Data for the task START

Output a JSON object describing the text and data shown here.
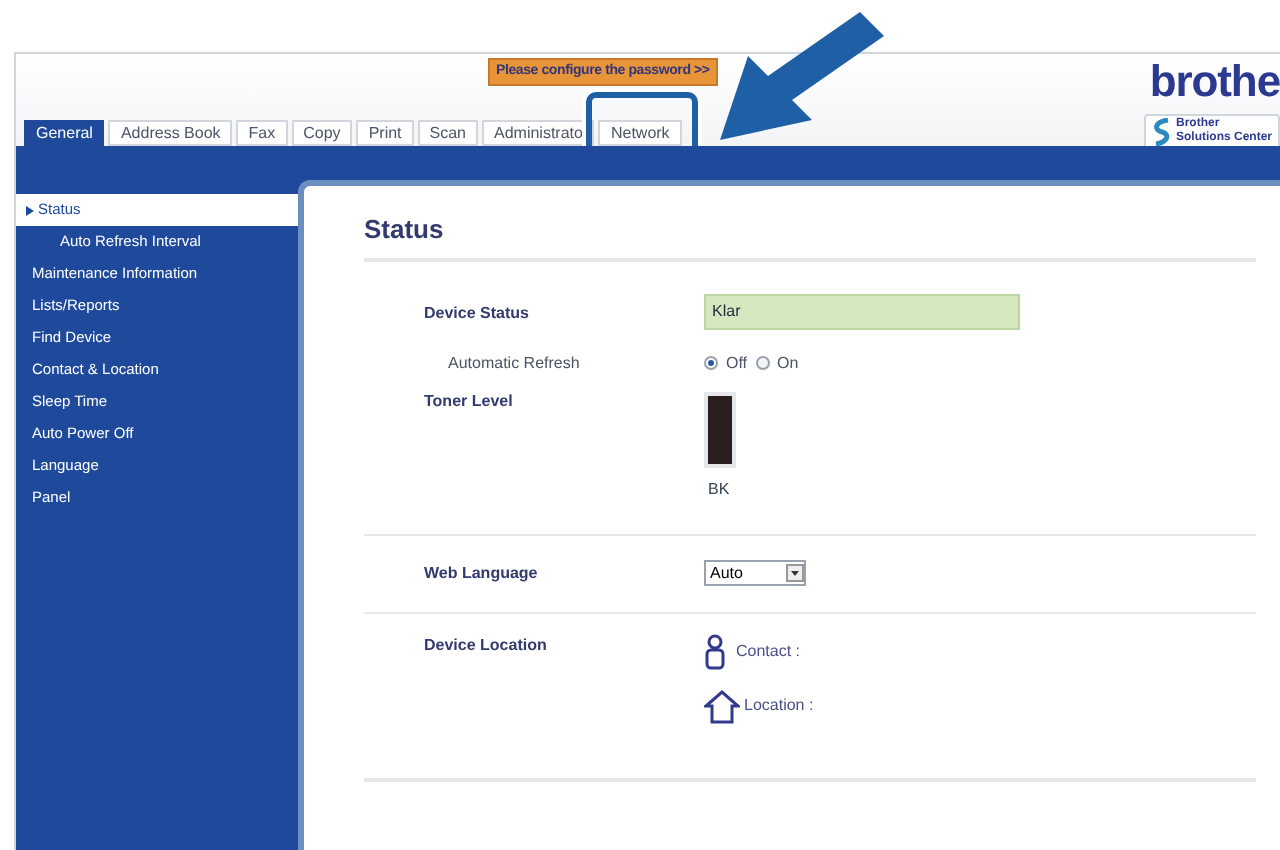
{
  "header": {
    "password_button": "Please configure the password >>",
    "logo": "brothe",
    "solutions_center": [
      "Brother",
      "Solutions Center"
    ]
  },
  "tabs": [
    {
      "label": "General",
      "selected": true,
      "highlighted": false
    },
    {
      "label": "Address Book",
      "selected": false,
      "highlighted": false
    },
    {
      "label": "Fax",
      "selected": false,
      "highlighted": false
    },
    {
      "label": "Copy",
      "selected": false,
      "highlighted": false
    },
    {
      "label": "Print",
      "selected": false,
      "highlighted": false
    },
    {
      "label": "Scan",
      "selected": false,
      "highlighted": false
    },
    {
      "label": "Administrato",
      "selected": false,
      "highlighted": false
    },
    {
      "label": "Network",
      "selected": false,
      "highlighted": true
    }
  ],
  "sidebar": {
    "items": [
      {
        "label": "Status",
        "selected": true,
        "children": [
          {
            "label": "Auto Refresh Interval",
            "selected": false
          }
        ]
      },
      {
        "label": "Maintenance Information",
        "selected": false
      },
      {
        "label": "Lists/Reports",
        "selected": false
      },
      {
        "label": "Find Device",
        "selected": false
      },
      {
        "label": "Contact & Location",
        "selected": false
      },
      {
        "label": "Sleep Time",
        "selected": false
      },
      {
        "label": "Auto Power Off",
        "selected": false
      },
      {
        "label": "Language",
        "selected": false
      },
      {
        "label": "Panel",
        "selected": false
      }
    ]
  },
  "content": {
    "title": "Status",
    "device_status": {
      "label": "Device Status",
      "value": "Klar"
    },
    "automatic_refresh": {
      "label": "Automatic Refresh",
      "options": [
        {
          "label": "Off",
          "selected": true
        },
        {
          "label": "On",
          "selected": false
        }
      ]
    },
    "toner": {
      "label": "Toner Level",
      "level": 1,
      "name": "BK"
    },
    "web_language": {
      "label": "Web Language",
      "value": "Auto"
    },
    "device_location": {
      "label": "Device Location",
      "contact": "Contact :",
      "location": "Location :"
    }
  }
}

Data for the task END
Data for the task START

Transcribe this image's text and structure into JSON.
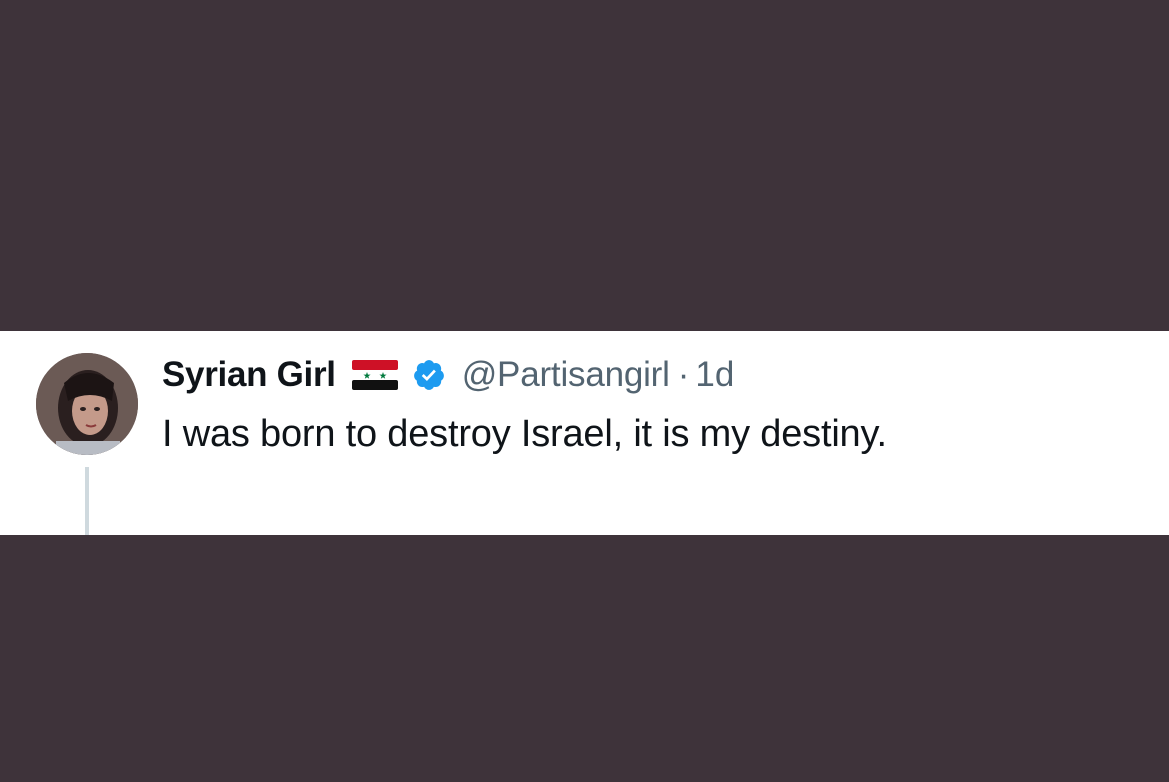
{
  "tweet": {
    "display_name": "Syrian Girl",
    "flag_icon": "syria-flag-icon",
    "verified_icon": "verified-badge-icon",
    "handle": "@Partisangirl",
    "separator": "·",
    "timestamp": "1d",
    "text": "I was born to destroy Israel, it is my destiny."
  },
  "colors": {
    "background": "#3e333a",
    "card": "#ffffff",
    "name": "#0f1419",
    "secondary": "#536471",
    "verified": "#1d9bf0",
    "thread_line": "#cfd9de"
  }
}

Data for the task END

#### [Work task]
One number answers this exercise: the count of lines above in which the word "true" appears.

#### [Response]
4